Thursday, 18 January 2007: 3:30 PM
Seamless Daily to Seasonal Ensemble Flood Forecasting for Bangladesh
211 (Henry B. Gonzalez Convention Center)
The country of Bangladesh experiences life-threatening floods in the basins of the Ganges and Brahmaputra rivers flowing through the country with tragic regularity. These floods result in loss of life on a scale that often greatly eclipses the deaths due to natural disasters in developed countries. Flooding in these basins can occur on weekly time scales (as occurred during the severe Brahmaputra floods of 2004) to seasonal time scales (as occurred during the disastrous floods of 1998). Beginning in 2003, the Climate Forecasting Applications for Bangladesh (CFAB) project began issuing operational flood forecasts to the country of Bangladesh over a wide-range of time scales to provide advanced warning of severe flood-stage discharges in the catchments of the Ganges and Brahmaputra basins. In this paper we discuss the real-time operational multi-model flood forecast schemes for the upper basins of the Ganges and Brahmaputra rivers based on a seamless application of the current European Centre for Medium-Range Weather Forecasts (ECMWF) 51-member ensemble weather forecasts and 41-member climate forecasts. Currently, CFAB produces separate precipitation and discharge forecasts from an enhanced model at intra-seasonal time-scales. Although in the near future we anticipate a statistical merger of these multi-time scale forecasts, here we focus on the results of applying the current operational ECMWF weather and seasonal ensemble forecasts to probabilistic discharge forecasting for Bangladesh.
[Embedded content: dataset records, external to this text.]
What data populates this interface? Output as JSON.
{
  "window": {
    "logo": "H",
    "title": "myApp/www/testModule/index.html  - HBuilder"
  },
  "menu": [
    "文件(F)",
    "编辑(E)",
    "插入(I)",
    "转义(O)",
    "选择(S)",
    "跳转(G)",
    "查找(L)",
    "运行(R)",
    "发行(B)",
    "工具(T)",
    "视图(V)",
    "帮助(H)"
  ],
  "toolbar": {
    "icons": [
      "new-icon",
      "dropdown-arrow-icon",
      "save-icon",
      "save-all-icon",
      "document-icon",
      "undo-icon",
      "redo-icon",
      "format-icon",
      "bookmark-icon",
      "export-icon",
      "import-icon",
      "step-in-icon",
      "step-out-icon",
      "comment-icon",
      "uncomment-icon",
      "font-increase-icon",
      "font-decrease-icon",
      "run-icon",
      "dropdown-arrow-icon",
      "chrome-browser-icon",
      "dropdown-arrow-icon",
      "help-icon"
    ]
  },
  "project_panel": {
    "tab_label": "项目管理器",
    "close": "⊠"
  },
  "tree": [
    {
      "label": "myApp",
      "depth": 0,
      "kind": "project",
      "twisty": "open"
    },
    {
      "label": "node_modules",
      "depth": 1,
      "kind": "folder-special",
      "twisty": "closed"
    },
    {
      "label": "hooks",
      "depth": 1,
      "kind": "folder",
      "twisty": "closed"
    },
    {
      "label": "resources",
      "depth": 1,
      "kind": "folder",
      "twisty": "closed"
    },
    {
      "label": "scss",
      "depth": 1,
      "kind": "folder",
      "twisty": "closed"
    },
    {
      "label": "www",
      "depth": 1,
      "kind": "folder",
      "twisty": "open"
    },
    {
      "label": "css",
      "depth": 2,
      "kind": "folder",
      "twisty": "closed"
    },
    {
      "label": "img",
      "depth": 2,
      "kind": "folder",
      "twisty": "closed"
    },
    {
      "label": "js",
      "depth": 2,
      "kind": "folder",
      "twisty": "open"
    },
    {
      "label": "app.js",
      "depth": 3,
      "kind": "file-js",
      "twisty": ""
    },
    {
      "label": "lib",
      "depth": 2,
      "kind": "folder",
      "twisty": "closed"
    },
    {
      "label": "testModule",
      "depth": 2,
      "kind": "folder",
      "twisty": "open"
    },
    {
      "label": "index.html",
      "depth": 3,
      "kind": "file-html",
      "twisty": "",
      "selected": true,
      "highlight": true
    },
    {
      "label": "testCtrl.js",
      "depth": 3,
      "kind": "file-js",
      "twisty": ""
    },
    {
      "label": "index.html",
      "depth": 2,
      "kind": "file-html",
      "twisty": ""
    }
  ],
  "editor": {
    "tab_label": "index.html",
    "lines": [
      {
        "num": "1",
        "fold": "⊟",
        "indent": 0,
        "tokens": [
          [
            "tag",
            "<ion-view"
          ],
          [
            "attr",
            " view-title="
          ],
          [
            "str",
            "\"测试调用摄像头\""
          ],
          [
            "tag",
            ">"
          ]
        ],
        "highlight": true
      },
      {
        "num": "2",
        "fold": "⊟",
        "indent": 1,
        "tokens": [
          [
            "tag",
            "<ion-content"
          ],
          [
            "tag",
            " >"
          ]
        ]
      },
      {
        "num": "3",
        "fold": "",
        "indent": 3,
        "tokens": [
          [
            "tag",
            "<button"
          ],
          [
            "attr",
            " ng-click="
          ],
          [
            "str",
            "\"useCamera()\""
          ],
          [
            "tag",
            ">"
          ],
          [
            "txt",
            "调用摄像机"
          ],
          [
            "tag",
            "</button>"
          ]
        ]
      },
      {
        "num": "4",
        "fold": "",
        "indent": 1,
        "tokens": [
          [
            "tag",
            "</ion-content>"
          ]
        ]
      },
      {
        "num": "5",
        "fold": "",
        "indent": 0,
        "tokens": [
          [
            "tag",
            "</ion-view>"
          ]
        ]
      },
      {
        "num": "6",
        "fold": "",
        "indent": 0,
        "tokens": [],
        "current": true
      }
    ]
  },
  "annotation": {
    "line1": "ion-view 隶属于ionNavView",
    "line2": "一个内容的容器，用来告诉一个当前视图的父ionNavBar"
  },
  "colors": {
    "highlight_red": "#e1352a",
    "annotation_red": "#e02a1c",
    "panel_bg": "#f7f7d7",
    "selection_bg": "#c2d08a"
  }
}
In addition to the ECMWF products, the discharge forecasts utilize near-real-time GPCP and CMORPH satellite and NOAA CPC rain gauge precipitation estimates and near-real-time discharge estimates from the Bangladesh Flood Forecasting and Warning Centre. In order to generate fully automated probabilistic river discharge forecasts from 1-day out to 6-months in advance, these schemes utilize statistical dressing and a downscaling technique to merge the ECMWF weather and seasonal forecasts. These techniques also ensure reliability in both the weather and discharge forecasts and skill no worse than a climatological forecast or persistence.